A metered system to charge frequent visitors to its Website will begin in early 2011, Richard Pérez-Peña reports in the Times’ Media Decoder blog. Print edition subscribers will get a free pass.
The New York Times announced Wednesday that it intended to charge frequent readers for access to its Web site, a step being debated across the industry that nearly every major newspaper has so far feared to take.
Starting in early 2011, visitors to NYTimes.com will get a certain number of articles free every month before being asked to pay a flat fee for unlimited access. Subscribers to the newspaper’s print edition will receive full access to the site.
But executives of The New York Times Company said they could not yet answer fundamental questions about the plan, like how much it would cost or what the limit would be on free reading. They stressed that the amount of free access could change with time, in response to economic conditions and reader demand.
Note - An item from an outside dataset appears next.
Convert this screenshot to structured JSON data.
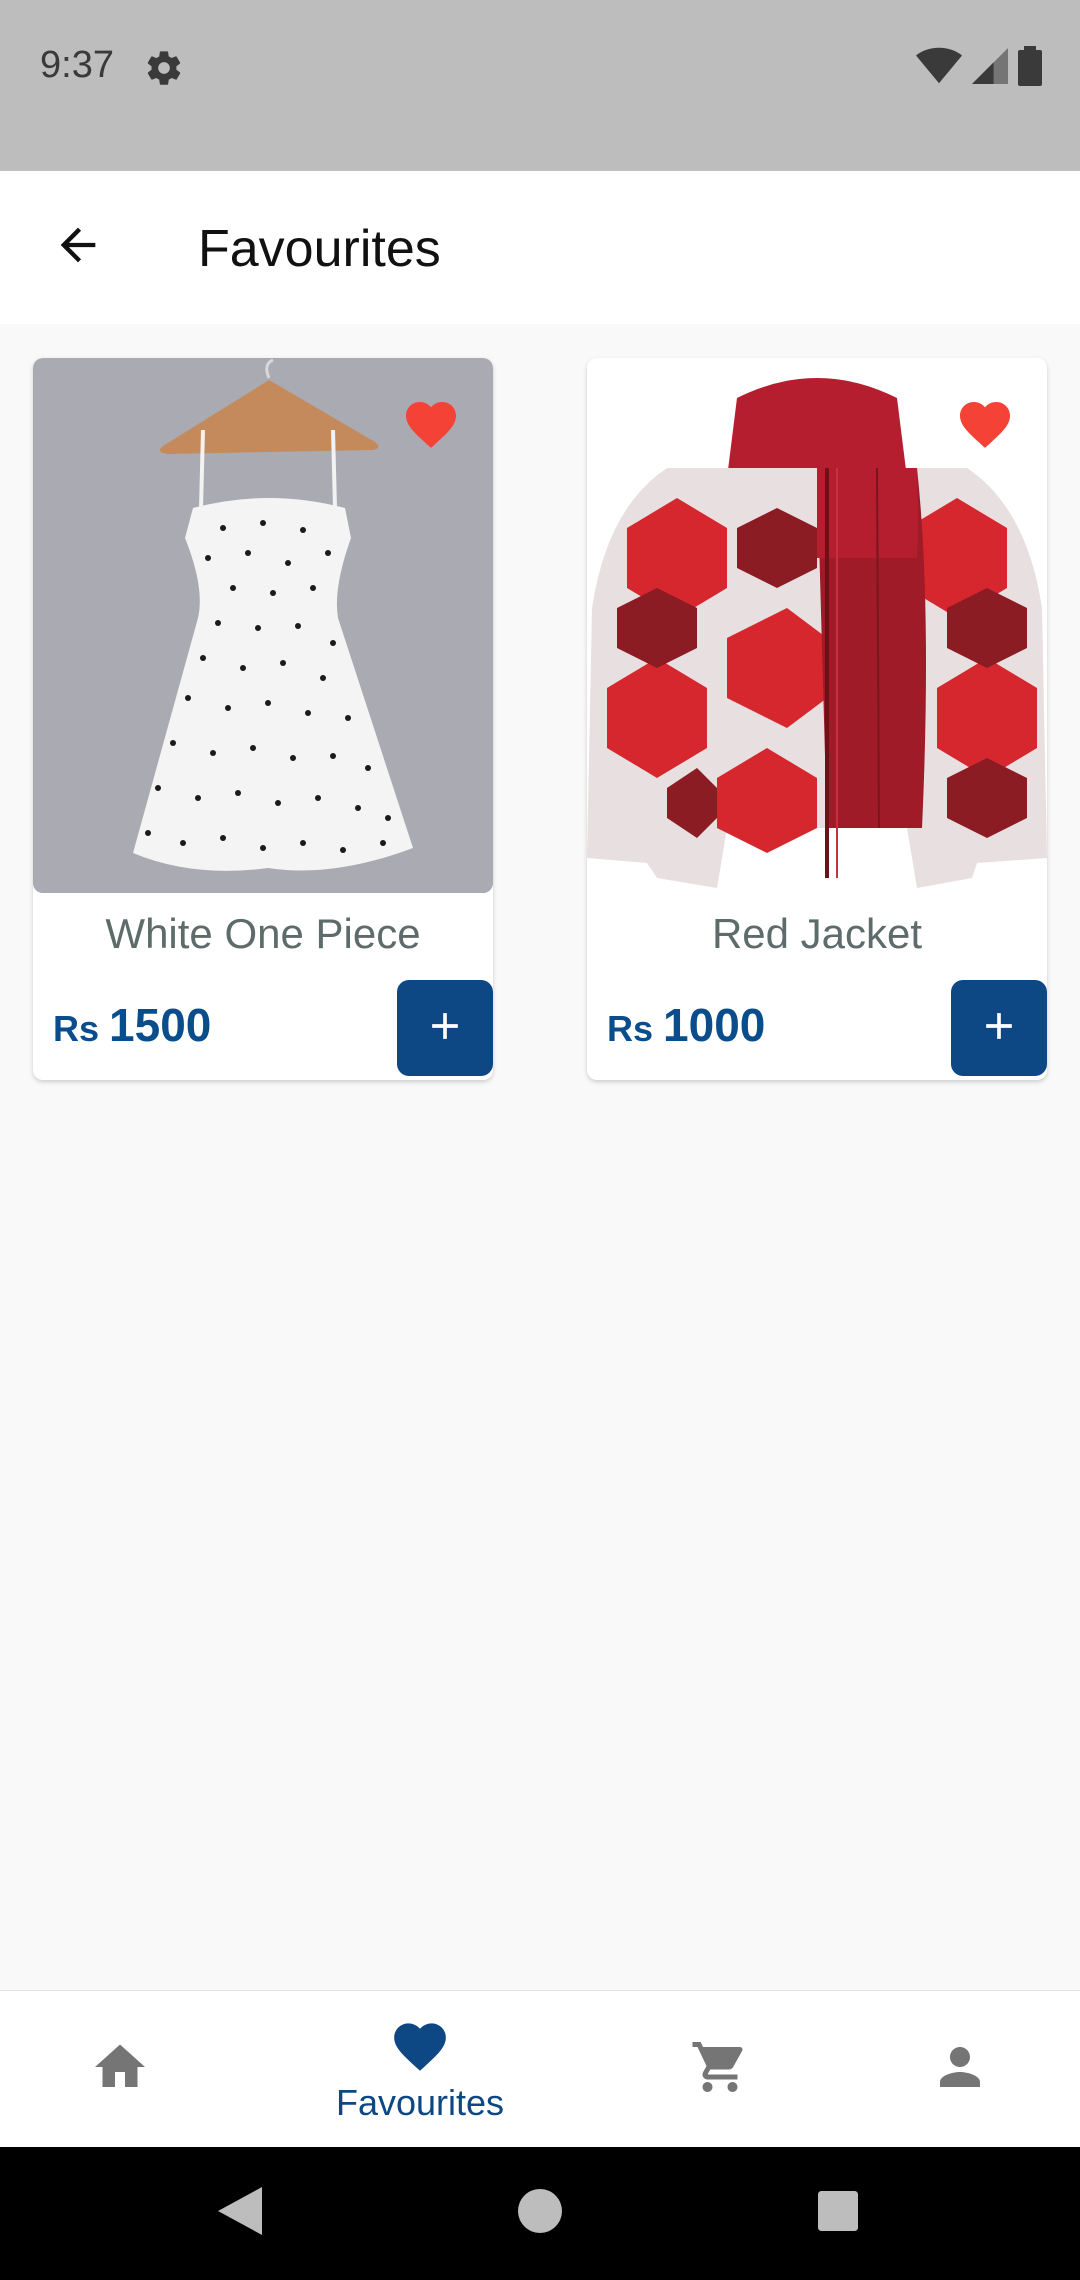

“This announcement allows us to begin the thought process that’s going to answer so many of the questions that we all care about,” Arthur Sulzberger Jr., the company chairman and publisher of the newspaper, said in an interview. “We can’t get this halfway right or three-quarters of the way right. We have to get this really, really right.”